Neil Anderson and his colleagues have given a lot of thought to the divide between research and practice. They focus on this in Industrial, Work and Organizational (IWO) Psychology. I don’t know much about this discipline. Still, a lot of the problems seem quite familiar. As such, they highlight the practitioner-research divide beyond marketing.
In Pursuit Of Impact (Factors)
The authors note problems within psychology. They see a trend towards parts of the discipline with higher impact factors and higher publication rates. This is challenging because it is somewhat self-reinforcing. (Trends towards a sub-discipline which publishes more increases impact factors. The increased impact factors strengthen the trend).
One interesting piece of analysis they do is on academic-practitioner publication. (Papers with a non-academic on them). They note a major drop off in all practitioner publications over time in some of their major journals. (This analysis is hard to do perfectly. Some journals were created later. These late journals seem especially academic heavy. Still the idea is pretty clear.)
Collaborative papers between academics and practitioners have remained at a low, but relatively constant level.Anderson, Herriott and Hodgkinson, 2001, page 397
Four Quadrants Of Science
These authors blame stakeholders for driving research down an unhelpful path. They outline four quadrants and argue stakeholder incentives are driving towards Puerile Science. Their model is helpful to envisage what they mean.
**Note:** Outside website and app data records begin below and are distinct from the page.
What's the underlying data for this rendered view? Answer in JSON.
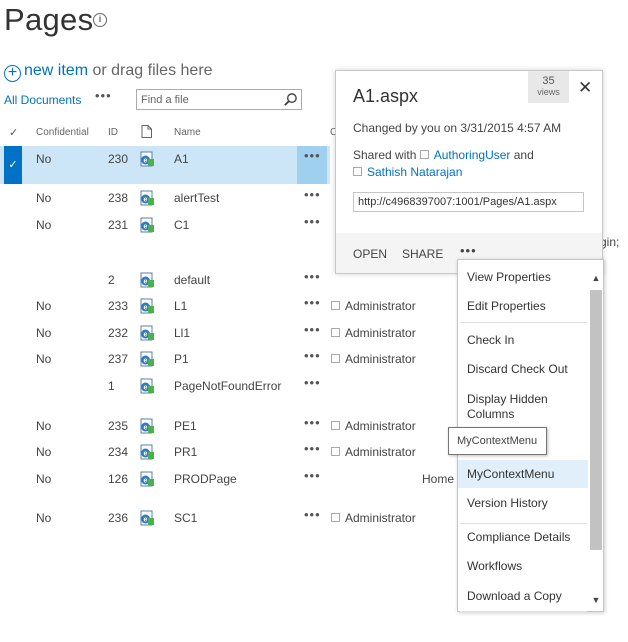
{
  "page": {
    "title": "Pages"
  },
  "toolbar": {
    "new_item": "new item",
    "drag_text": " or drag files here",
    "view_label": "All Documents",
    "view_more": "•••",
    "search_placeholder": "Find a file"
  },
  "list": {
    "headers": {
      "check": "✓",
      "confidential": "Confidential",
      "id": "ID",
      "name": "Name",
      "modified_clip": "C"
    },
    "rows": [
      {
        "confidential": "No",
        "id": "230",
        "name": "A1",
        "dots": "•••",
        "modified_by": "",
        "selected": true,
        "icon": "page-icon"
      },
      {
        "confidential": "No",
        "id": "238",
        "name": "alertTest",
        "dots": "•••",
        "modified_by": "",
        "icon": "page-icon"
      },
      {
        "confidential": "No",
        "id": "231",
        "name": "C1",
        "dots": "•••",
        "modified_by": "",
        "icon": "page-icon"
      },
      {
        "confidential": "",
        "id": "2",
        "name": "default",
        "dots": "•••",
        "modified_by": "",
        "icon": "page-icon"
      },
      {
        "confidential": "No",
        "id": "233",
        "name": "L1",
        "dots": "•••",
        "modified_by": "Administrator",
        "icon": "page-icon"
      },
      {
        "confidential": "No",
        "id": "232",
        "name": "Ll1",
        "dots": "•••",
        "modified_by": "Administrator",
        "icon": "page-icon"
      },
      {
        "confidential": "No",
        "id": "237",
        "name": "P1",
        "dots": "•••",
        "modified_by": "Administrator",
        "icon": "page-icon"
      },
      {
        "confidential": "",
        "id": "1",
        "name": "PageNotFoundError",
        "dots": "•••",
        "modified_by": "",
        "icon": "page-icon"
      },
      {
        "confidential": "No",
        "id": "235",
        "name": "PE1",
        "dots": "•••",
        "modified_by": "Administrator",
        "icon": "page-icon"
      },
      {
        "confidential": "No",
        "id": "234",
        "name": "PR1",
        "dots": "•••",
        "modified_by": "Administrator",
        "icon": "page-icon"
      },
      {
        "confidential": "No",
        "id": "126",
        "name": "PRODPage",
        "dots": "•••",
        "modified_by": "",
        "icon": "page-icon"
      },
      {
        "confidential": "No",
        "id": "236",
        "name": "SC1",
        "dots": "•••",
        "modified_by": "Administrator",
        "icon": "page-icon"
      }
    ],
    "clipped_text": {
      "login": "gin;",
      "home": "Home"
    }
  },
  "callout": {
    "title": "A1.aspx",
    "views_count": "35",
    "views_label": "views",
    "changed_text": "Changed by you on 3/31/2015 4:57 AM",
    "shared_prefix": "Shared with ",
    "shared_user1": "AuthoringUser",
    "shared_and": " and",
    "shared_user2": "Sathish Natarajan",
    "url": "http://c4968397007:1001/Pages/A1.aspx",
    "open_label": "OPEN",
    "share_label": "SHARE",
    "more_label": "•••"
  },
  "context_menu": {
    "items": [
      "View Properties",
      "Edit Properties",
      "Check In",
      "Discard Check Out",
      "Display Hidden",
      "Columns",
      "ges",
      "MyContextMenu",
      "Version History",
      "Compliance Details",
      "Workflows",
      "Download a Copy"
    ],
    "highlighted": "MyContextMenu",
    "tooltip": "MyContextMenu"
  },
  "colors": {
    "accent": "#0072c6",
    "selected_row": "#cde6f7",
    "menu_highlight": "#e1effa"
  }
}
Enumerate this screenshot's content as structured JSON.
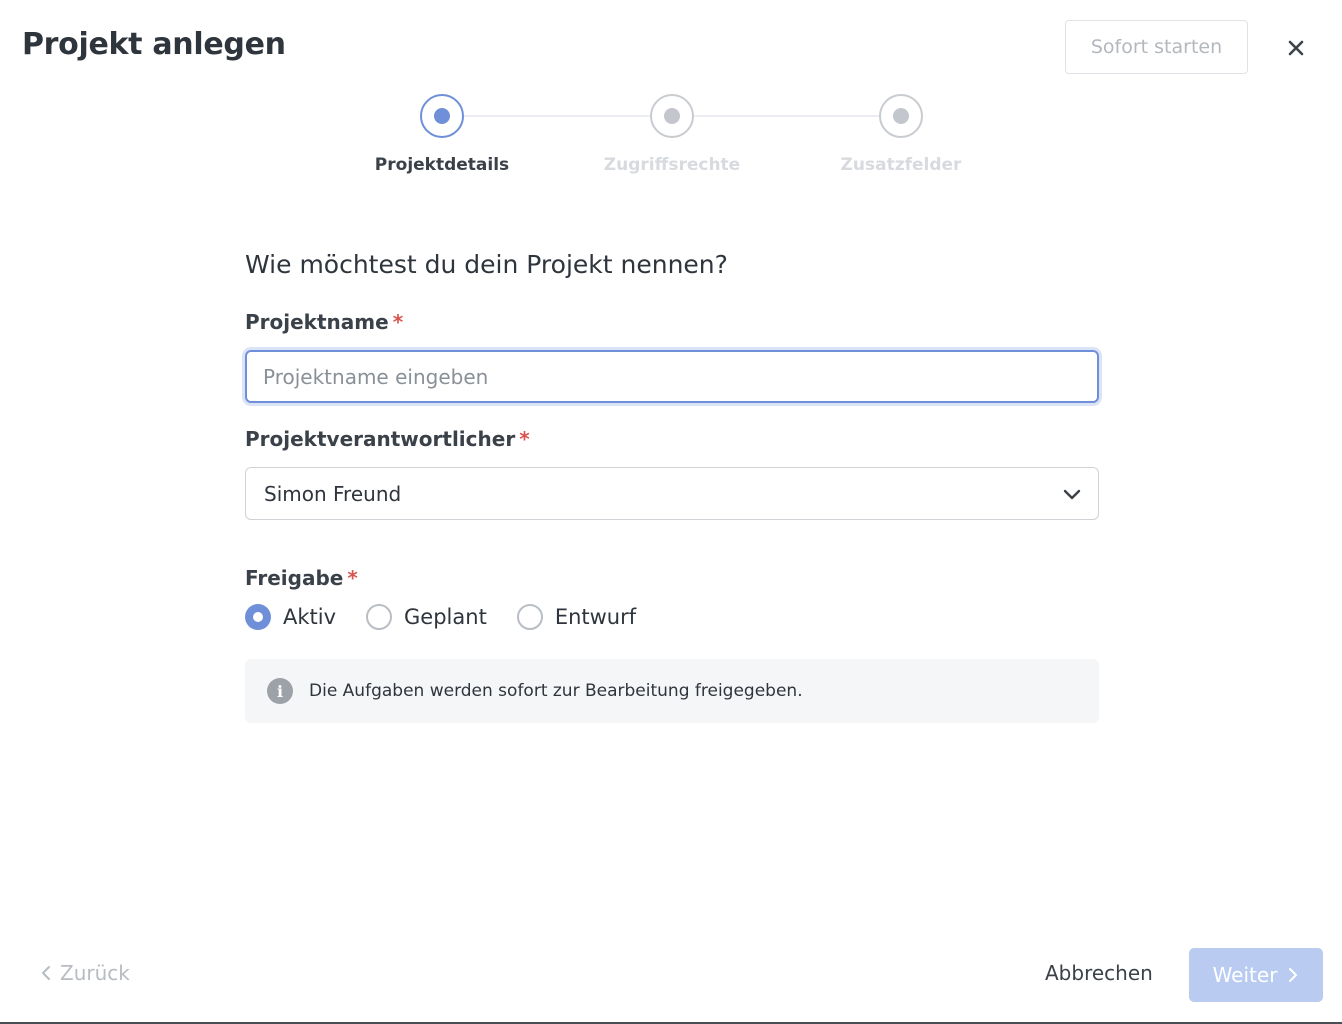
{
  "header": {
    "title": "Projekt anlegen",
    "start_button": "Sofort starten",
    "close_icon": "close-icon"
  },
  "stepper": {
    "steps": [
      {
        "label": "Projektdetails",
        "state": "active"
      },
      {
        "label": "Zugriffsrechte",
        "state": "inactive"
      },
      {
        "label": "Zusatzfelder",
        "state": "inactive"
      }
    ]
  },
  "form": {
    "question": "Wie möchtest du dein Projekt nennen?",
    "name_label": "Projektname",
    "name_placeholder": "Projektname eingeben",
    "name_value": "",
    "owner_label": "Projektverantwortlicher",
    "owner_value": "Simon Freund",
    "release_label": "Freigabe",
    "required_marker": "*",
    "release_options": [
      {
        "label": "Aktiv",
        "checked": true
      },
      {
        "label": "Geplant",
        "checked": false
      },
      {
        "label": "Entwurf",
        "checked": false
      }
    ],
    "info_text": "Die Aufgaben werden sofort zur Bearbeitung freigegeben."
  },
  "footer": {
    "back_label": "Zurück",
    "cancel_label": "Abbrechen",
    "next_label": "Weiter"
  },
  "colors": {
    "accent": "#6f8fd8",
    "required": "#d9534f",
    "next_button_disabled": "#b9cbf0"
  }
}
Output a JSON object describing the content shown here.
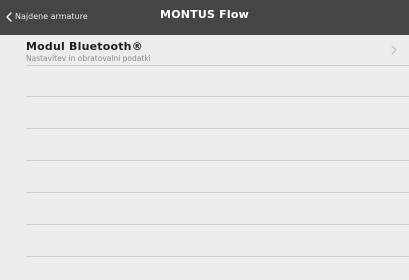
{
  "header": {
    "back_label": "Najdene armature",
    "title": "MONTUS Flow"
  },
  "list": {
    "items": [
      {
        "title": "Modul Bluetooth®",
        "subtitle": "Nastavitev in obratovalni podatki"
      }
    ],
    "empty_rows": 6
  },
  "colors": {
    "topbar": "#454545",
    "background": "#ededed",
    "separator": "#cfcfcf"
  },
  "icons": {
    "back": "chevron-left-icon",
    "row": "chevron-right-icon"
  }
}
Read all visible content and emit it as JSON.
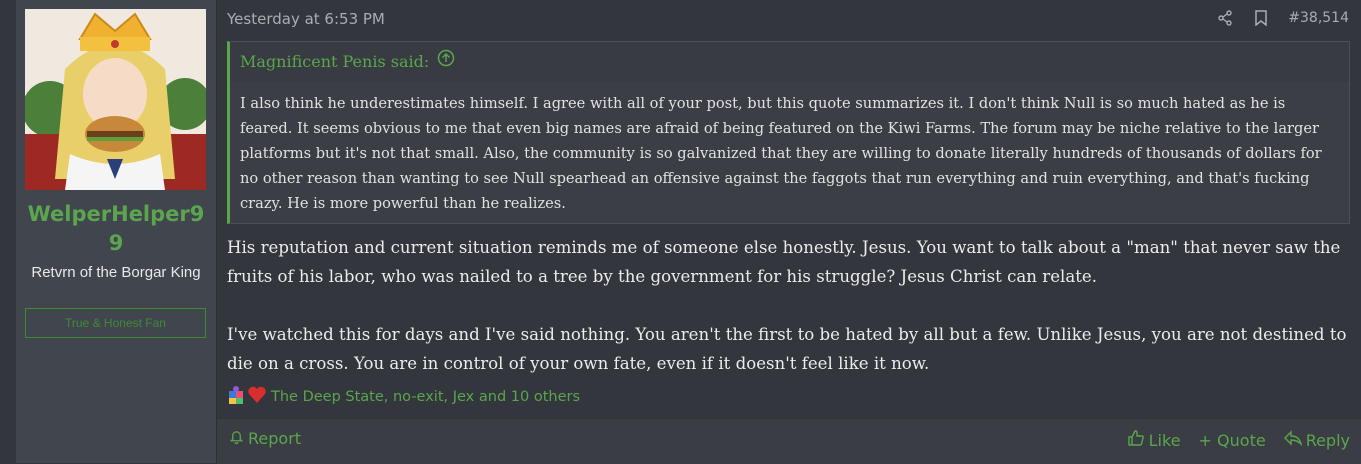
{
  "user": {
    "name": "WelperHelper99",
    "title": "Retvrn of the Borgar King",
    "banner": "True & Honest Fan"
  },
  "post": {
    "timestamp": "Yesterday at 6:53 PM",
    "number": "#38,514"
  },
  "quote": {
    "author_line": "Magnificent Penis said:",
    "body": "I also think he underestimates himself. I agree with all of your post, but this quote summarizes it. I don't think Null is so much hated as he is feared. It seems obvious to me that even big names are afraid of being featured on the Kiwi Farms. The forum may be niche relative to the larger platforms but it's not that small. Also, the community is so galvanized that they are willing to donate literally hundreds of thousands of dollars for no other reason than wanting to see Null spearhead an offensive against the faggots that run everything and ruin everything, and that's fucking crazy. He is more powerful than he realizes."
  },
  "message": {
    "paragraphs": [
      "His reputation and current situation reminds me of someone else honestly. Jesus. You want to talk about a \"man\" that never saw the fruits of his labor, who was nailed to a tree by the government for his struggle? Jesus Christ can relate.",
      "I've watched this for days and I've said nothing. You aren't the first to be hated by all but a few. Unlike Jesus, you are not destined to die on a cross. You are in control of your own fate, even if it doesn't feel like it now."
    ]
  },
  "reactions": {
    "text": "The Deep State, no-exit, Jex and 10 others",
    "icons": [
      "puzzle-icon",
      "heart-icon"
    ]
  },
  "footer": {
    "report": "Report",
    "like": "Like",
    "quote": "+ Quote",
    "reply": "Reply"
  },
  "colors": {
    "accent": "#5aa54e",
    "background": "#33363c",
    "sidebar": "#41454d"
  }
}
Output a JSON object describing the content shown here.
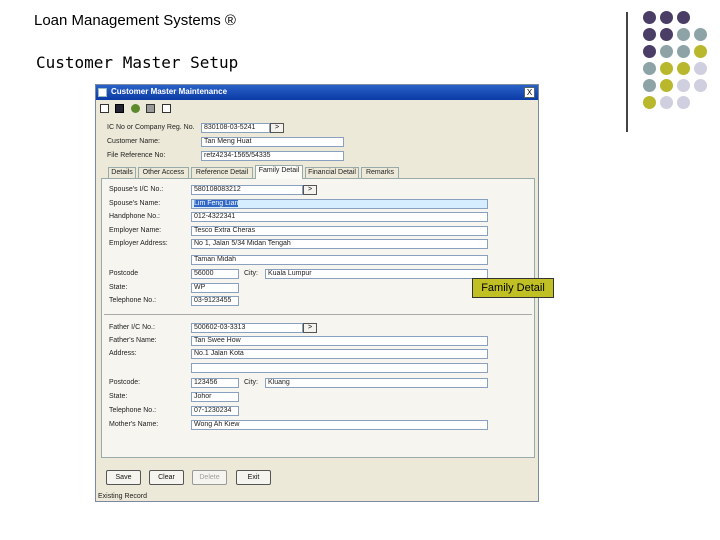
{
  "slide": {
    "title": "Loan Management Systems ®",
    "subtitle": "Customer Master Setup"
  },
  "colors": {
    "purple": "#4a3d66",
    "slate": "#8da3a6",
    "olive": "#b9b82c",
    "lavender": "#cfcfe0",
    "titlebar": "#0a3aa6",
    "callout": "#c0c025"
  },
  "window": {
    "title": "Customer Master Maintenance",
    "close_glyph": "X",
    "toolbar_icons": [
      "new-icon",
      "save-icon",
      "edit-icon",
      "print-icon",
      "exit-icon"
    ]
  },
  "header_fields": {
    "ic_label": "IC No or Company Reg. No.",
    "ic_value": "830108-03-5241",
    "name_label": "Customer Name:",
    "name_value": "Tan Meng Huat",
    "file_label": "File Reference No:",
    "file_value": "refz4234-1565/54335"
  },
  "tabs": [
    "Details",
    "Other Access",
    "Reference Detail",
    "Family Detail",
    "Financial Detail",
    "Remarks"
  ],
  "spouse": {
    "ic_label": "Spouse's I/C No.:",
    "ic_value": "580108083212",
    "name_label": "Spouse's Name:",
    "name_value": "Lim Feng Lian",
    "phone_label": "Handphone No.:",
    "phone_value": "012-4322341",
    "employer_label": "Employer Name:",
    "employer_value": "Tesco Extra Cheras",
    "address_label": "Employer Address:",
    "address_line1": "No 1, Jalan 5/34 Midan Tengah",
    "address_line2": "Taman Midah",
    "postcode_label": "Postcode",
    "postcode_value": "56000",
    "city_label": "City:",
    "city_value": "Kuala Lumpur",
    "state_label": "State:",
    "state_value": "WP",
    "tel_label": "Telephone No.:",
    "tel_value": "03-9123455"
  },
  "father": {
    "ic_label": "Father I/C No.:",
    "ic_value": "500602-03-3313",
    "name_label": "Father's Name:",
    "name_value": "Tan Swee How",
    "address_label": "Address:",
    "address_line1": "No.1 Jalan Kota",
    "postcode_label": "Postcode:",
    "postcode_value": "123456",
    "city_label": "City:",
    "city_value": "Kluang",
    "state_label": "State:",
    "state_value": "Johor",
    "tel_label": "Telephone No.:",
    "tel_value": "07-1230234",
    "mother_label": "Mother's Name:",
    "mother_value": "Wong Ah Kiew"
  },
  "buttons": {
    "save": "Save",
    "clear": "Clear",
    "delete": "Delete",
    "exit": "Exit"
  },
  "lookup_glyph": ">",
  "status": "Existing Record",
  "callout": "Family Detail"
}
We present a simple 2 x 2 model along the dimensions of relevance and rigour, with the four cells occupied by Popularist, Pragmatic, Pedantic, and Puerile Science, respectively. We argue that there has been adrift away from Pragmatic Science, high in both relevance and rigour, towards Pedantic and Popularist Science, and through them to Puerile Science.Anderson, Herriott and Hodgkinson, 2001, page 391
I guess you can say that a lot of academic work is in the pedantic box. This work can be very well done. Still it is often essentially pointless.
This drive to the puerile isn’t in the long term interests of the stakeholders. Yet, it still happens. They note the familiar problem of academics acting as gatekeepers. The problem is that this can drive academia towards irrelevance. In the long term this is terrible. Yet in the short term, and for any individual, it is the way to go.
Crossing The Practitioner-Research Divide Beyond Marketing
They see the solution. Collective action to ensure Pragmatic Science dominates their field. This is hard. Given this I’m not as optimistic as I might be. Still let us hope.
For more on the academic/practitioner divide see here.
Read: Neil Anderson, Peter Herriot, and Gerard P. Hodgkinson. “The practitioner‐researcher divide in Industrial, Work and Organizational (IWO) psychology: Where are we now, and where do we go from here?” Journal of Occupational and Organizational Psychology 74, no. 4 (2001) 391-411.